Below are the most common treatment methods that parents use for ridding their child of pesky head lice.
Nit comb method
Just under half of parents (45%) surveyed in 2021 said that the last time their child had nits they used a comb with conditioner.
The parents in our survey rated Acu-Life the best brand for removing head lice. It’s rated highly for the four key areas (effectiveness, ease of use, smell and value for money), and it’s a brand known for its distinctive blue plastic-handled nit combs with metal teeth.
A nit comb costs only a few pounds, and you can often use it in conjunction with another product such as a medicated or herbal treatment, or conditioner. If you already have conditioner in your home, the latter method can be a cheap way to tackle head lice, but it can be time-consuming.
Check out our video on how to use the nit-comb-and-conditioner method effectively.
Does your child have very curly or Afro hair? Follow our tips on how to treat head lice in those with mixed-race or Afro hair.
More than half (65%) of parents we surveyed in 2021 said they used a nit comb with solution.
Medicated treatments from Boots, Superdrug, Full Marks, Hedrin, Nitwits and Lyclear all made it into the list. One of the benefits of these treatments is that they’re often much quicker to use than the combing method – some take only 10 minutes.
There are various treatment options, ranging from creams and lotions that you use like a shampoo, to easy-application sprays, or a product that can be used as a leave-in mousse.
Why repeat treatment is so important
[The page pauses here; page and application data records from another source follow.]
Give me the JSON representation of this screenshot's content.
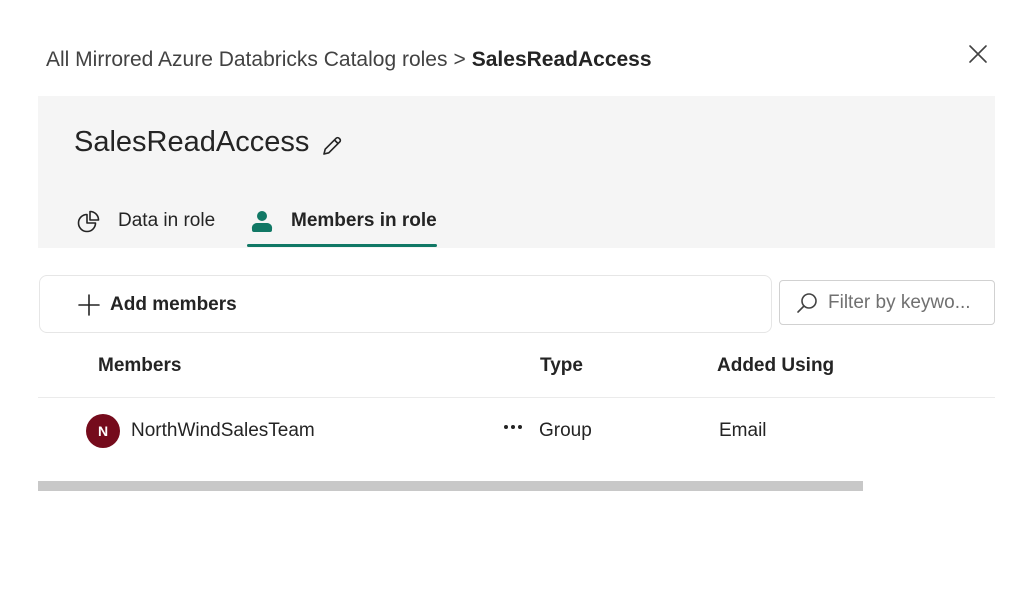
{
  "breadcrumb": {
    "parent": "All Mirrored Azure Databricks Catalog roles",
    "separator": ">",
    "current": "SalesReadAccess"
  },
  "role": {
    "title": "SalesReadAccess"
  },
  "tabs": [
    {
      "label": "Data in role",
      "icon": "pie-chart-icon",
      "selected": false
    },
    {
      "label": "Members in role",
      "icon": "person-icon",
      "selected": true
    }
  ],
  "toolbar": {
    "add_label": "Add members"
  },
  "filter": {
    "placeholder": "Filter by keywo...",
    "value": ""
  },
  "table": {
    "columns": [
      "Members",
      "Type",
      "Added Using"
    ],
    "rows": [
      {
        "initial": "N",
        "name": "NorthWindSalesTeam",
        "type": "Group",
        "added_using": "Email"
      }
    ]
  },
  "colors": {
    "accent": "#117865",
    "avatar": "#750b1c",
    "panel": "#f5f5f5"
  }
}
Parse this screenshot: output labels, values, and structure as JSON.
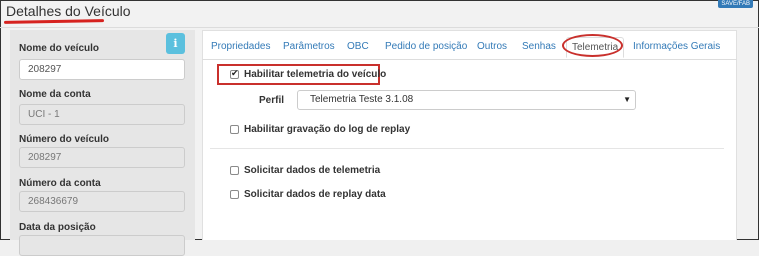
{
  "header": {
    "title": "Detalhes do Veículo",
    "corner_button": "SAVE/FAB"
  },
  "left": {
    "info_icon": "info-icon",
    "fields": [
      {
        "label": "Nome do veículo",
        "value": "208297"
      },
      {
        "label": "Nome da conta",
        "value": "UCI - 1"
      },
      {
        "label": "Número do veículo",
        "value": "208297"
      },
      {
        "label": "Número da conta",
        "value": "268436679"
      },
      {
        "label": "Data da posição",
        "value": ""
      }
    ]
  },
  "tabs": [
    "Propriedades",
    "Parâmetros",
    "OBC",
    "Pedido de posição",
    "Outros",
    "Senhas",
    "Telemetria",
    "Informações Gerais"
  ],
  "active_tab": "Telemetria",
  "telemetry": {
    "enable_label": "Habilitar telemetria do veículo",
    "enable_checked": true,
    "perfil_label": "Perfil",
    "perfil_value": "Telemetria Teste 3.1.08",
    "replay_log_label": "Habilitar gravação do log de replay",
    "request_telemetry_label": "Solicitar dados de telemetria",
    "request_replay_label": "Solicitar dados de replay data"
  },
  "colors": {
    "accent": "#337ab7",
    "annotation_red": "#c9302c",
    "info": "#5bc0de"
  }
}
The key to making a medicated treatment work is to apply a follow-up treatment.
Even with treatments that are claimed to kill head lice in one application, there is a possibility that some eggs (nits) could survive if the product isn’t properly applied to cover all nits and lice. If they do survive, the cycle starts all over again, and you have another infestation to deal with.
Current advice when using ‘once-only’ treatment is to check your child’s head a week later to ensure you have got rid of any lice or eggs that you might have missed, but we reckon checking and applying an additional treatment a week later is the safest way to know you’ve killed all the head lice.
In our 2020 survey, parents weren’t that impressed with herbal or natural treatments, such as tea tree oil, and were less likely to use them. However, they fared better in the 2021 survey, with Puressentiel, a popular herbal brand, getting four stars for ease of use, smell and value for money, and three stars for effectiveness.
Herbal treatments may work better when used in combination with a nit comb. However, many parents prefer to use herbal treatments as a preventative measure, rather than to actually get rid of lice, as it’s thought products such as tea tree oil repel lice.
There is limited evidence of the efficacy of herbal products, and not much information on any side effects. If you prefer not to use a medicated product, we recommend using conditioner and a nit comb.
Treatment by hair type
Our 2021 survey found some significant differences when looking at head lice treatment by the child’s hair type.
Nearly half of those with straight hair (49%) used a nit comb with conditioner, and around the same amount (48%) of those with coiled/Afro hair used this method, whereas only 38% of those with curly hair used a comb and conditioner.
When it came to a nit comb with head lice solution, fewer people with coiled/Afro hair (54%) used it than those with other hair types – for example, 69% of those treating wavy hair used a nit comb with head lice solution.
Our research also found that almost one in 10 (9%) of those with coiled/Afro hair used neither a nit comb with conditioner nor a nit comb with head lice solution.
On the whole, a nit comb with head lice solution was more popular (65%) than a nit comb with conditioner (45%) for all hair types.